In 1933 the building was purchased by the City and restored. Internal partitions were removed to expose the Tudor fabric and a fine reproduction oak staircase was inserted. The Victorian shopfronts were removed and the present ground floor windows placed in the original Tudor openings. Finally, then first floor windows once again received leaded lights.


The Building today



On the ground floor in front of you as you enter you will find a display from the recent Cotton Motorcycle meeting including two splendid motorcycles. If you turn left at the entrance you will pass through a general display area to the Victorian kitchen display and the stairs to the first floor. If you go straight on you will reach the Café and entrance to the garden area.


At the front of the building the floor overhangs the street to form a jetty. This floor with its glazed windows on the Westgate frontage, contained the principle rooms of the house. The chance survival of three panels of wall paintings gives some idea of how the rooms would have looked. The paintings are late 16C and are typical of the renaissance type which came to England from Germany and the low Countries around this time.
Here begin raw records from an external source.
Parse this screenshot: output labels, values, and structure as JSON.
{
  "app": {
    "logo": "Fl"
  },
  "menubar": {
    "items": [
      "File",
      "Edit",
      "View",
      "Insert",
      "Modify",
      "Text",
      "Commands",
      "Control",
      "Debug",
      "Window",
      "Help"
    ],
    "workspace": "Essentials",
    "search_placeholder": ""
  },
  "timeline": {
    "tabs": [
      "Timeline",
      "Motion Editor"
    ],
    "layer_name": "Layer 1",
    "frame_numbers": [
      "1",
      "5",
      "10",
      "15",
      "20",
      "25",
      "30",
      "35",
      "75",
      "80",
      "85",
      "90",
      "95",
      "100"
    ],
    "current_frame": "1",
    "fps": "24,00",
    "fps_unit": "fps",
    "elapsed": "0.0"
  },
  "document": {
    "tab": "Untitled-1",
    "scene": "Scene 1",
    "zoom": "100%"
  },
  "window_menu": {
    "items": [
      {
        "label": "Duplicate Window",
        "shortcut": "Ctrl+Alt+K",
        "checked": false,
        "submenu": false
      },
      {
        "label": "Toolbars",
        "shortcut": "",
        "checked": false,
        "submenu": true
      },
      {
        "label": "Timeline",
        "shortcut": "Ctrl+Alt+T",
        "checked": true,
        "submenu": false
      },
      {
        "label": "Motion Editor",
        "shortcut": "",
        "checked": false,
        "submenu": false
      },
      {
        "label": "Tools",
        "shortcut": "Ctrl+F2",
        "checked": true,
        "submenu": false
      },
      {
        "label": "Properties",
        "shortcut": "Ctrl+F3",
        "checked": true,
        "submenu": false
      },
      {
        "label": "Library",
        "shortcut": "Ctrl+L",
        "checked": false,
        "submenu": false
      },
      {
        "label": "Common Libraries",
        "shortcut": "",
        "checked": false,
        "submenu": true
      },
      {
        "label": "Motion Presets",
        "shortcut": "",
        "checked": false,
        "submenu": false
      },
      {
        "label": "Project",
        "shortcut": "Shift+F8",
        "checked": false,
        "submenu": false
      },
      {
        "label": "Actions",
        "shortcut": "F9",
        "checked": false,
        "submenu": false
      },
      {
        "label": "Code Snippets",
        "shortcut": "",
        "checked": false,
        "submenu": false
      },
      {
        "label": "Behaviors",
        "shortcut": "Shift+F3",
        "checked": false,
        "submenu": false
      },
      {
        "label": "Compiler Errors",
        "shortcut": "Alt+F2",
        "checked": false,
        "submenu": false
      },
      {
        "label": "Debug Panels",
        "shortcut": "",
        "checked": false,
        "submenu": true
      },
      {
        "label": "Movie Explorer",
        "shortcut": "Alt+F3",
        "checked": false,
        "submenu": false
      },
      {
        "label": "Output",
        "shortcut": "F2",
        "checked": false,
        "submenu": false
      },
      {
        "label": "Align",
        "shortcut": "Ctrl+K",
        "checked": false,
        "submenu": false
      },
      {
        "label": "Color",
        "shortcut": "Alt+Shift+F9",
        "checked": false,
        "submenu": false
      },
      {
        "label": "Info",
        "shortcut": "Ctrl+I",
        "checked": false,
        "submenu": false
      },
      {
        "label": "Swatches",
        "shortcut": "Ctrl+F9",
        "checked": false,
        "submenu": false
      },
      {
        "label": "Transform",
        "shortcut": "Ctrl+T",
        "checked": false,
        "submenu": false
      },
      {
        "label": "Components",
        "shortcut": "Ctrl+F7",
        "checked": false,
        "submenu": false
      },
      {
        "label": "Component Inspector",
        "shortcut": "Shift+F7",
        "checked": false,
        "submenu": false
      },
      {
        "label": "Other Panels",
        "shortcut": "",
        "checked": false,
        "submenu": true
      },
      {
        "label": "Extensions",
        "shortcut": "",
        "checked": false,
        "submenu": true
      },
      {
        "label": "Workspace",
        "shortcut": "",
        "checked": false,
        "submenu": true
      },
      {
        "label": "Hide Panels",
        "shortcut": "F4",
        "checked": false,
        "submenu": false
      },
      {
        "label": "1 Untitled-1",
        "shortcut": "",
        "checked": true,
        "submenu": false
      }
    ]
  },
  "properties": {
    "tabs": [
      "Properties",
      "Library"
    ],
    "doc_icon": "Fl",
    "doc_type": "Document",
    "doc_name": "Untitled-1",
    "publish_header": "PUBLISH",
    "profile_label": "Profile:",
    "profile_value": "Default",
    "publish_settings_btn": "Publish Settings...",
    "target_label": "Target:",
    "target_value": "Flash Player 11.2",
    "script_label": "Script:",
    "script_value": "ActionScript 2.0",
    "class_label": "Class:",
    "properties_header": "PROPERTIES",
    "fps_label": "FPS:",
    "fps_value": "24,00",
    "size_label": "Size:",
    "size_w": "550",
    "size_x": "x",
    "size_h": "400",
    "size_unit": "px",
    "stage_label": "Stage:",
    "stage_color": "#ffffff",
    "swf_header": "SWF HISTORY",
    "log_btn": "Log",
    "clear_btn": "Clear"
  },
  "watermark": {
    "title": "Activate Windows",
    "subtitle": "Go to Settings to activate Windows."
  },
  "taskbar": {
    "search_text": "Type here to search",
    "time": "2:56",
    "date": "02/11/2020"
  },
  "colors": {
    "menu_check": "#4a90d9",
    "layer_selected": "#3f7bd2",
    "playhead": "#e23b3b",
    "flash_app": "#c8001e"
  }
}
Fragments of further wall paintings exist on the ground floor but these are simpler, consisting of repeated Tudor rose and fleur-de-lys motifs.


The floor here is the one most associated with 18C pin making. Many original oak boards survive and some of these have brass debris from the manufacturing process trampled into them. Thousands of pins still lie below the boards, trapped by the plaster ceilings. The fireplace was originally like the one on the floor below but has been converted into an annealing forge.
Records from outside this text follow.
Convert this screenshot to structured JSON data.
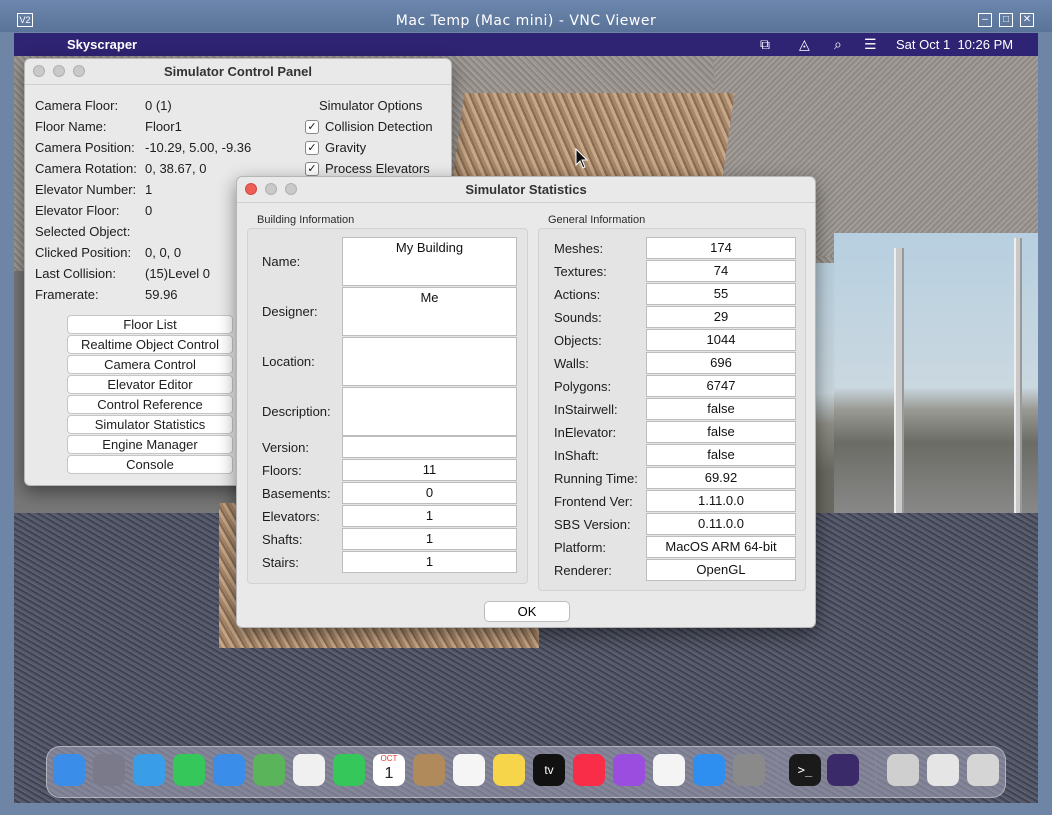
{
  "vnc": {
    "title": "Mac Temp (Mac mini) - VNC Viewer",
    "logo": "V2"
  },
  "menubar": {
    "app_name": "Skyscraper",
    "date": "Sat Oct 1",
    "time": "10:26 PM"
  },
  "control_panel": {
    "title": "Simulator Control Panel",
    "fields": [
      {
        "label": "Camera Floor:",
        "value": "0 (1)"
      },
      {
        "label": "Floor Name:",
        "value": "Floor1"
      },
      {
        "label": "Camera Position:",
        "value": "-10.29, 5.00, -9.36"
      },
      {
        "label": "Camera Rotation:",
        "value": "0, 38.67, 0"
      },
      {
        "label": "Elevator Number:",
        "value": "1"
      },
      {
        "label": "Elevator Floor:",
        "value": "0"
      },
      {
        "label": "Selected Object:",
        "value": ""
      },
      {
        "label": "Clicked Position:",
        "value": "0, 0, 0"
      },
      {
        "label": "Last Collision:",
        "value": "(15)Level 0"
      },
      {
        "label": "Framerate:",
        "value": "59.96"
      }
    ],
    "options_title": "Simulator Options",
    "options": [
      {
        "label": "Collision Detection",
        "checked": true
      },
      {
        "label": "Gravity",
        "checked": true
      },
      {
        "label": "Process Elevators",
        "checked": true
      }
    ],
    "buttons": [
      "Floor List",
      "Realtime Object Control",
      "Camera Control",
      "Elevator Editor",
      "Control Reference",
      "Simulator Statistics",
      "Engine Manager",
      "Console"
    ]
  },
  "stats": {
    "title": "Simulator Statistics",
    "building_title": "Building Information",
    "general_title": "General Information",
    "building": [
      {
        "label": "Name:",
        "value": "My Building"
      },
      {
        "label": "Designer:",
        "value": "Me"
      },
      {
        "label": "Location:",
        "value": ""
      },
      {
        "label": "Description:",
        "value": ""
      },
      {
        "label": "Version:",
        "value": ""
      },
      {
        "label": "Floors:",
        "value": "11"
      },
      {
        "label": "Basements:",
        "value": "0"
      },
      {
        "label": "Elevators:",
        "value": "1"
      },
      {
        "label": "Shafts:",
        "value": "1"
      },
      {
        "label": "Stairs:",
        "value": "1"
      }
    ],
    "general": [
      {
        "label": "Meshes:",
        "value": "174"
      },
      {
        "label": "Textures:",
        "value": "74"
      },
      {
        "label": "Actions:",
        "value": "55"
      },
      {
        "label": "Sounds:",
        "value": "29"
      },
      {
        "label": "Objects:",
        "value": "1044"
      },
      {
        "label": "Walls:",
        "value": "696"
      },
      {
        "label": "Polygons:",
        "value": "6747"
      },
      {
        "label": "InStairwell:",
        "value": "false"
      },
      {
        "label": "InElevator:",
        "value": "false"
      },
      {
        "label": "InShaft:",
        "value": "false"
      },
      {
        "label": "Running Time:",
        "value": "69.92"
      },
      {
        "label": "Frontend Ver:",
        "value": "1.11.0.0"
      },
      {
        "label": "SBS Version:",
        "value": "0.11.0.0"
      },
      {
        "label": "Platform:",
        "value": "MacOS ARM 64-bit"
      },
      {
        "label": "Renderer:",
        "value": "OpenGL"
      }
    ],
    "ok_label": "OK"
  },
  "dock": {
    "calendar_month": "OCT",
    "calendar_day": "1",
    "tv_label": "tv",
    "icons": [
      "finder-icon",
      "launchpad-icon",
      "safari-icon",
      "messages-icon",
      "mail-icon",
      "maps-icon",
      "photos-icon",
      "facetime-icon",
      "calendar-icon",
      "contacts-icon",
      "reminders-icon",
      "notes-icon",
      "tv-icon",
      "music-icon",
      "podcasts-icon",
      "news-icon",
      "app-store-icon",
      "system-preferences-icon",
      "terminal-icon",
      "skyscraper-icon",
      "preview-icon",
      "screenshot-icon",
      "trash-icon"
    ]
  }
}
It was used to soften the brass wire during pin manufacture. If you would like to see what a pin looked like look at the posts in Westgate street modelled on the pins which show how the brass wire was wrapped around the top.
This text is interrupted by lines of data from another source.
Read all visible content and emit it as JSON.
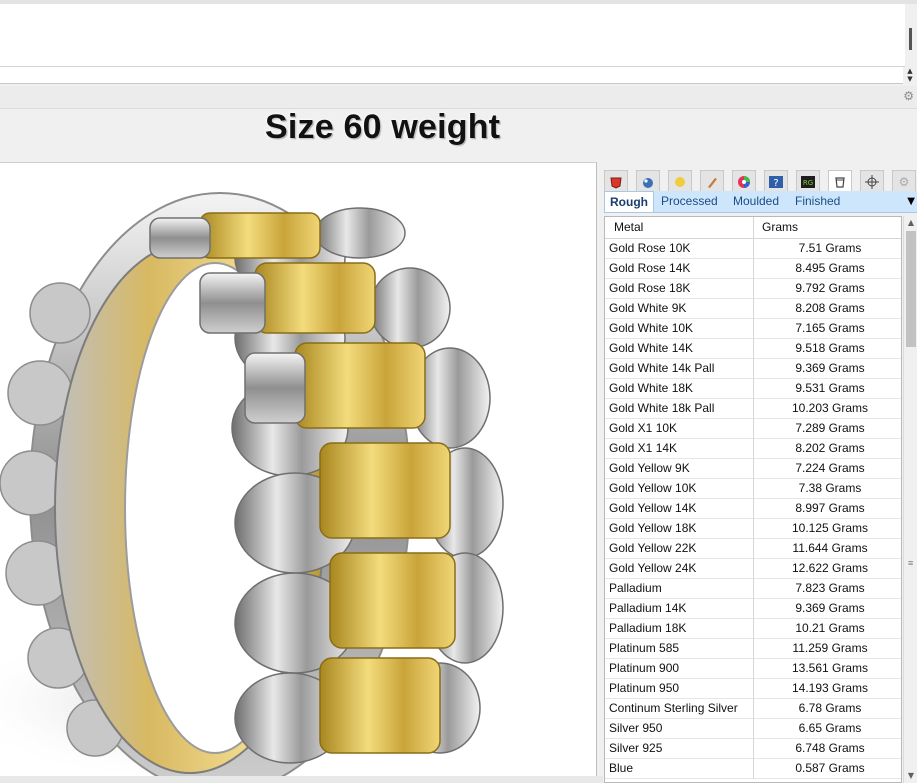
{
  "window": {
    "view_title": "Size 60 weight"
  },
  "panel": {
    "tabs": [
      {
        "label": "Rough",
        "active": true
      },
      {
        "label": "Processed",
        "active": false
      },
      {
        "label": "Moulded",
        "active": false
      },
      {
        "label": "Finished",
        "active": false
      }
    ],
    "icons": [
      "properties-icon",
      "material-sphere-icon",
      "light-icon",
      "brush-icon",
      "color-wheel-icon",
      "help-icon",
      "rg-icon",
      "jewelry-weight-icon",
      "target-icon",
      "gear-icon"
    ],
    "rg_icon_text": "RG",
    "help_icon_text": "?",
    "table": {
      "columns": [
        "Metal",
        "Grams"
      ],
      "rows": [
        {
          "metal": "Gold Rose 10K",
          "grams": "7.51 Grams"
        },
        {
          "metal": "Gold Rose 14K",
          "grams": "8.495 Grams"
        },
        {
          "metal": "Gold Rose 18K",
          "grams": "9.792 Grams"
        },
        {
          "metal": "Gold White 9K",
          "grams": "8.208 Grams"
        },
        {
          "metal": "Gold White 10K",
          "grams": "7.165 Grams"
        },
        {
          "metal": "Gold White 14K",
          "grams": "9.518 Grams"
        },
        {
          "metal": "Gold White 14k Pall",
          "grams": "9.369 Grams"
        },
        {
          "metal": "Gold White 18K",
          "grams": "9.531 Grams"
        },
        {
          "metal": "Gold White 18k Pall",
          "grams": "10.203 Grams"
        },
        {
          "metal": "Gold X1 10K",
          "grams": "7.289 Grams"
        },
        {
          "metal": "Gold X1 14K",
          "grams": "8.202 Grams"
        },
        {
          "metal": "Gold Yellow 9K",
          "grams": "7.224 Grams"
        },
        {
          "metal": "Gold Yellow 10K",
          "grams": "7.38 Grams"
        },
        {
          "metal": "Gold Yellow 14K",
          "grams": "8.997 Grams"
        },
        {
          "metal": "Gold Yellow 18K",
          "grams": "10.125 Grams"
        },
        {
          "metal": "Gold Yellow 22K",
          "grams": "11.644 Grams"
        },
        {
          "metal": "Gold Yellow 24K",
          "grams": "12.622 Grams"
        },
        {
          "metal": "Palladium",
          "grams": "7.823 Grams"
        },
        {
          "metal": "Palladium 14K",
          "grams": "9.369 Grams"
        },
        {
          "metal": "Palladium 18K",
          "grams": "10.21 Grams"
        },
        {
          "metal": "Platinum 585",
          "grams": "11.259 Grams"
        },
        {
          "metal": "Platinum 900",
          "grams": "13.561 Grams"
        },
        {
          "metal": "Platinum 950",
          "grams": "14.193 Grams"
        },
        {
          "metal": "Continum Sterling Silver",
          "grams": "6.78 Grams"
        },
        {
          "metal": "Silver 950",
          "grams": "6.65 Grams"
        },
        {
          "metal": "Silver 925",
          "grams": "6.748 Grams"
        },
        {
          "metal": "Blue",
          "grams": "0.587 Grams"
        }
      ]
    }
  },
  "colors": {
    "tab_bar": "#cde6fb",
    "gold": "#d9b544",
    "silver": "#a9a9a9"
  }
}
The roof beams are clearly on display and show the Tudor craftsmanship.

NO 103 A 17 TH C HOUSE

This is believed to have been built around 150 years after 99-101 and is only partly timber framed. In 1646 No 103 was sold to Damaris Deighton to Henry Watkins, a maltster. She had inherited the house from her father John Deighton, a surgeon in 1640. The buildings consists of three floors plus attics and cellars. The lower walls are constructed of stone with timber faming on the upper floors.
The plan is to develop this building into a commercial venture of some sort, accommodation or retail outlet.


This stands behind 97 Westgate and was originally entirely separated from No 99 by the passageway. By 1548 it was owned by John Sandford in common with 93-107 Westgate. The building was originally a two story Tudor timber framed barn. By 1743 William Cowcher was making pins in 99 Westgate. Around the turn of the 18thC the building was remodelled to accommodate pin making workers. The Tudor roof was removed and an extra brick built storey added on. The walls on the lower floors had already been “infilled” with bricks.
From 1900-1933 the annexe formed part of the undertakers premises which occupied No 99 Westgate Street and was probably where the coffins were made.


This building is shown on an estate map of 1780 and is brick built with a very fine oak roof. From 1825 the premises were owned by Robert Lovesey, a timber merchant and wheelwright. From the mid 19thC until 1963 it was used as a slaughter house by butchers with shops in Westgate Street. A beam with pulleys was fitted high in the roof for the handling of carcases and can still be seen.
The Museum acquired No 2 Quay Street in 1969 and restored it. It now houses a horse driven cider mill (one of the last surviving in the Wets Country) and press.


Land was bought by the Council in the 1960’s to join Westgate and Quay Street. The dairy (now the Café) was opened in 1983, the Ironmongers Shop (which was converted to a sweet shop in recent years) in 1985 together with workshops for the carpenter and wheelwrights.